Although few gay actors have been permitted the luxury of openness, many of them have challenged and helped reconfigure notions of masculinity and, to a lesser extent, of homosexuality.
Lesbian actresses have played a significant role in Hollywood, but their contributions have rarely been recognized or spoken of openly; the "lavender marriage" is by no means a relic of the past.
Although American gay film icon Brad Davis has been described as "the first heterosexual actor to die of AIDS," he was widely known as bisexual within the entertainment community.
Liberace was for many the epitome of flamboyant camp, yet he was also a gay man who steadfastly refused to acknowledge publicly his sexual identity.
Considering the unique set of problems facing lesbians who want to produce erotic art for the enjoyment of other lesbians, it is remarkable that so much lesbian erotica has been produced in so brief a time.
Although sparse in images documenting the gay community, pre-Stonewall gay male photography blurs the boundaries between art, erotica, and social history.
Many gay and lesbian artists who have defied the legal and social prohibitions against explicit or sympathetic depictions of homosexuality have seen their art censored or suppressed.
Handsome, athletic, graceful, and charismatic, actor Errol Flynn was widely rumored to enjoy sexual relations with men as well as women.
Virginia Spencer Carr.
Virginia Spencer Carr, a literary scholar best known for her biographies of Carson McCullers and Paul Bowles, died on April 10, 2012 at her home in Lynn, Massachusetts.

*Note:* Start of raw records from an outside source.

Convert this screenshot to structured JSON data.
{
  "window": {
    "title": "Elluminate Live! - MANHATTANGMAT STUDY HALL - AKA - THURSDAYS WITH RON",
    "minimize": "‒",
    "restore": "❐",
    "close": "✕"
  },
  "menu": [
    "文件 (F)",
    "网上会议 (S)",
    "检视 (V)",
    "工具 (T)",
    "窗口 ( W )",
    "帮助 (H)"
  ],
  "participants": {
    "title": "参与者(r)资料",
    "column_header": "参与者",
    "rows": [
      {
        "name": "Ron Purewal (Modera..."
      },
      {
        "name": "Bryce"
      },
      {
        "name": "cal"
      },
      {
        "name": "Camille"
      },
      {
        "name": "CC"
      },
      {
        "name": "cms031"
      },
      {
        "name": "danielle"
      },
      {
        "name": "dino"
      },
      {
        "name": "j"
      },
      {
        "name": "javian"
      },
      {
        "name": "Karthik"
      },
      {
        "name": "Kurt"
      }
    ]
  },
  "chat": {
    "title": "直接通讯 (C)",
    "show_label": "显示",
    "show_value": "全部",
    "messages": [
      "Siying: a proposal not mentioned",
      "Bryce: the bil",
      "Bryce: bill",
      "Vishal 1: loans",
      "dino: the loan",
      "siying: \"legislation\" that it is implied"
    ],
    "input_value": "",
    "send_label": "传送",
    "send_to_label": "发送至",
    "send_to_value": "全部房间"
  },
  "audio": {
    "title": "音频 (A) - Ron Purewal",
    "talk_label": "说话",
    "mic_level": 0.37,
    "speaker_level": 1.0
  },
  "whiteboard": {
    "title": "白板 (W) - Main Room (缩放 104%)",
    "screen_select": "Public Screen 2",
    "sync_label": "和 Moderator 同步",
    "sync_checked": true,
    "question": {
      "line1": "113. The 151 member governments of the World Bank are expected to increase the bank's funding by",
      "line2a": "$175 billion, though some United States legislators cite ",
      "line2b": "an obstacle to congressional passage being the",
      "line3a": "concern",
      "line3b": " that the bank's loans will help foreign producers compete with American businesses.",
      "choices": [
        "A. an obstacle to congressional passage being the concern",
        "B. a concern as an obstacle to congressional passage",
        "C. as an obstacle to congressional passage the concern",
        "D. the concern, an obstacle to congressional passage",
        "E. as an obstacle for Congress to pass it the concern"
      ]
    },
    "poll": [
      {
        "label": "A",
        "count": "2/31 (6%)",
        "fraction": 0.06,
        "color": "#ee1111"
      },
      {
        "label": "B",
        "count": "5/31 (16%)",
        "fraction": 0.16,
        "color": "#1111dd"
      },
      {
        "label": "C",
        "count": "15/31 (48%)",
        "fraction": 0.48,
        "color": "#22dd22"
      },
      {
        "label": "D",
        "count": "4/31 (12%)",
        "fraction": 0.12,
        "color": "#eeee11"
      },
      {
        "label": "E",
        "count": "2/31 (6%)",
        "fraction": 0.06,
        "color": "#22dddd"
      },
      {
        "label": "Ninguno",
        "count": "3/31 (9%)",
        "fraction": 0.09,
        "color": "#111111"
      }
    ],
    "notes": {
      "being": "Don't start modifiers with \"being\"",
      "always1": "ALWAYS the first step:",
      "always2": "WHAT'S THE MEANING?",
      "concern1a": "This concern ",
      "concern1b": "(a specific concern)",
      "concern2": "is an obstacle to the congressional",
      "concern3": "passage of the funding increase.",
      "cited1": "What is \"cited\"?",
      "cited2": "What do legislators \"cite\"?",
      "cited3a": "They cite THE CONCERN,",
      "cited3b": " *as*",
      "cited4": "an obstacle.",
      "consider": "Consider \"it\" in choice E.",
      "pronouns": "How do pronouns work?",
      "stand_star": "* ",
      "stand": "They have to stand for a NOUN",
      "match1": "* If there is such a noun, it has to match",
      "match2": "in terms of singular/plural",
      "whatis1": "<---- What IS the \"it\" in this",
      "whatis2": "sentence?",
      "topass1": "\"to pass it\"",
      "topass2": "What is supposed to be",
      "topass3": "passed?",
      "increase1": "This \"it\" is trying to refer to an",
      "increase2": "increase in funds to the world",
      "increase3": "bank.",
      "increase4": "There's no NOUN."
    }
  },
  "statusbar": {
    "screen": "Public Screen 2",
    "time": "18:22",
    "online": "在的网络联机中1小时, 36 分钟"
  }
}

Carr's 1975 biography of McCullers, The Lonely Hunter, remains the standard work on the writer's life.
Carr's biographies of McCullers, John Dos Passos, and Paul Bowles were characterized by exhaustive research and attention to detail, particularly in discovering the sources of literary works in the experiences of the authors.
After receiving her Ph.D. from Florida State University, Carr taught at a number of colleges and universities, but was especially associated with Georgia State University, where she taught for two decades.
Carr is survived by her partner Mary E. Robbins, three daughters, and seven grandchildren.